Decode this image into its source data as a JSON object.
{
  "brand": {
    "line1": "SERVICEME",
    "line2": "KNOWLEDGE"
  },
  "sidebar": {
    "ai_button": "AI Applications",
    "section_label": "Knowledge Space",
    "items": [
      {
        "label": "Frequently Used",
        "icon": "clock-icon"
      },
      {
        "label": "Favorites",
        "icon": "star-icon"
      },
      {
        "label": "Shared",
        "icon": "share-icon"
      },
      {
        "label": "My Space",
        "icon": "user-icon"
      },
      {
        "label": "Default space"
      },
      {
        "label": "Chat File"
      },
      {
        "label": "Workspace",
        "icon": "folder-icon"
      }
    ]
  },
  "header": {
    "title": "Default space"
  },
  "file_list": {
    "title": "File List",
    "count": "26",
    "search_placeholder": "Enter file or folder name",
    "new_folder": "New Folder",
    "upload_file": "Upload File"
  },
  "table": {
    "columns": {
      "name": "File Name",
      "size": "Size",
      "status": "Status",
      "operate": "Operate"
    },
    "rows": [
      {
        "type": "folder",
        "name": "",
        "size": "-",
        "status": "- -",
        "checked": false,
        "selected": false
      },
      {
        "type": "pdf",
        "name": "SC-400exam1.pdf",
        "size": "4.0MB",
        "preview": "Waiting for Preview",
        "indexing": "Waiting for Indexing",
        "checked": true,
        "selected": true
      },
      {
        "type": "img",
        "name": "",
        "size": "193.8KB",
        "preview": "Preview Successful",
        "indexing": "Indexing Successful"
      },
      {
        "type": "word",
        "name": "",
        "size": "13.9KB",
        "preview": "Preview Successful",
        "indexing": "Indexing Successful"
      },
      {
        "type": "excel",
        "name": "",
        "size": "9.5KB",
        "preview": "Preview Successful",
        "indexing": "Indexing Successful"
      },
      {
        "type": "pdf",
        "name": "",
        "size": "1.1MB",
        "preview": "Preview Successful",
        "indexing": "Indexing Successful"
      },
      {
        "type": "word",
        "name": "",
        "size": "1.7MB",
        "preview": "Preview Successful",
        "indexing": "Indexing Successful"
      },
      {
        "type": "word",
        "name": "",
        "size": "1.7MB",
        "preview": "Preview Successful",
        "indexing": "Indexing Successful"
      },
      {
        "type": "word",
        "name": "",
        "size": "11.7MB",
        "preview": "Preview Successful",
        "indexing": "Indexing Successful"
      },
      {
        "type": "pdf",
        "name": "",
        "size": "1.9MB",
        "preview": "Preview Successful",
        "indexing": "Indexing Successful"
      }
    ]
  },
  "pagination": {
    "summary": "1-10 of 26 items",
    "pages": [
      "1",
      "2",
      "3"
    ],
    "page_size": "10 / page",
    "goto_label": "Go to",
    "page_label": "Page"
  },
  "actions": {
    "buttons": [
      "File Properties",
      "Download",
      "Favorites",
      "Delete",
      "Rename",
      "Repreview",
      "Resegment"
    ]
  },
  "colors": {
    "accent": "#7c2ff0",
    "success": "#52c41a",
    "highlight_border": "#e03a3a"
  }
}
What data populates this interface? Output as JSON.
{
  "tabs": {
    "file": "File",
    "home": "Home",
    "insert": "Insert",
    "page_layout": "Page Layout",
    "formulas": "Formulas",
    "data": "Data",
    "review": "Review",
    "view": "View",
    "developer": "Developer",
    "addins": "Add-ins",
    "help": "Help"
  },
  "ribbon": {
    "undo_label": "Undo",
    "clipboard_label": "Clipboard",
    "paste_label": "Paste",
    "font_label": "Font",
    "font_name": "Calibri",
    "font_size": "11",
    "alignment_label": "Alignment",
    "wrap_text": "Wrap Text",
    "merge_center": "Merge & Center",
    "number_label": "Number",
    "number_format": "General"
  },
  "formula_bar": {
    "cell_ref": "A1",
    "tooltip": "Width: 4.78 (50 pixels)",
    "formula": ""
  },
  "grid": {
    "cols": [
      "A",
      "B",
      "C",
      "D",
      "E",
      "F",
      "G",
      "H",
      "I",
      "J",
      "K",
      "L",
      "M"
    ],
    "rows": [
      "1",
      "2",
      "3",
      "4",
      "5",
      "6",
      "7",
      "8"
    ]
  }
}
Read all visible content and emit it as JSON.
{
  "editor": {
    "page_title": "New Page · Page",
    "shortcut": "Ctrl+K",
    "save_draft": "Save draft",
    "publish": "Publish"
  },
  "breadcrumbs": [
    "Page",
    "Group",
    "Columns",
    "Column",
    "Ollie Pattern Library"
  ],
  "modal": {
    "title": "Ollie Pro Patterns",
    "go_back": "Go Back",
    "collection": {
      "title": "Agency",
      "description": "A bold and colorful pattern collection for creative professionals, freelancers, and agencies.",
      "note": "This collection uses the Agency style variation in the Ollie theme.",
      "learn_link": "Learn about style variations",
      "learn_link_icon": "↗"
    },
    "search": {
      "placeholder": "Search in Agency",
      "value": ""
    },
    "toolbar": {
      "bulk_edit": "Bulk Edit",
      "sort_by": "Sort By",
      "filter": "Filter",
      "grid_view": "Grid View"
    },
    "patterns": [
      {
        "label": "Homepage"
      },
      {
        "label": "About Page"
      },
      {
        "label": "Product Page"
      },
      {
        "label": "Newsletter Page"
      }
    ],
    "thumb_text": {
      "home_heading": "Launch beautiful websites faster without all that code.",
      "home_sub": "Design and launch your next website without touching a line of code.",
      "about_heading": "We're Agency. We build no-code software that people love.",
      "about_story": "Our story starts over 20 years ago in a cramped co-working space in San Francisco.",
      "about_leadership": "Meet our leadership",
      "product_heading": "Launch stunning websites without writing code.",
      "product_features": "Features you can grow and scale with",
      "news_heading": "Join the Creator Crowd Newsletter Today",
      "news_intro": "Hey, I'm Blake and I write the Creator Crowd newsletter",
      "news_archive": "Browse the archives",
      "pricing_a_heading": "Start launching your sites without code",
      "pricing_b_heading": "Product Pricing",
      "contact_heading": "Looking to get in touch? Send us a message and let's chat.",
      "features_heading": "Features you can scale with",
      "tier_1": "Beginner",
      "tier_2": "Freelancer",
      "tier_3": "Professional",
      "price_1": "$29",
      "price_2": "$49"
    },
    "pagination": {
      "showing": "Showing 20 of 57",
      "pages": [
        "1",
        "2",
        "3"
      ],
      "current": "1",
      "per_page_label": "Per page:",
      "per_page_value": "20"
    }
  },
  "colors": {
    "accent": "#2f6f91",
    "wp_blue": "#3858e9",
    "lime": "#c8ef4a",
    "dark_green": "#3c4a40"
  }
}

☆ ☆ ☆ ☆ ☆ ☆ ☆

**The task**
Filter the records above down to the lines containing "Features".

**Exercise answer**
      "product_features": "Features you can grow and scale with",
      "features_heading": "Features you can scale with",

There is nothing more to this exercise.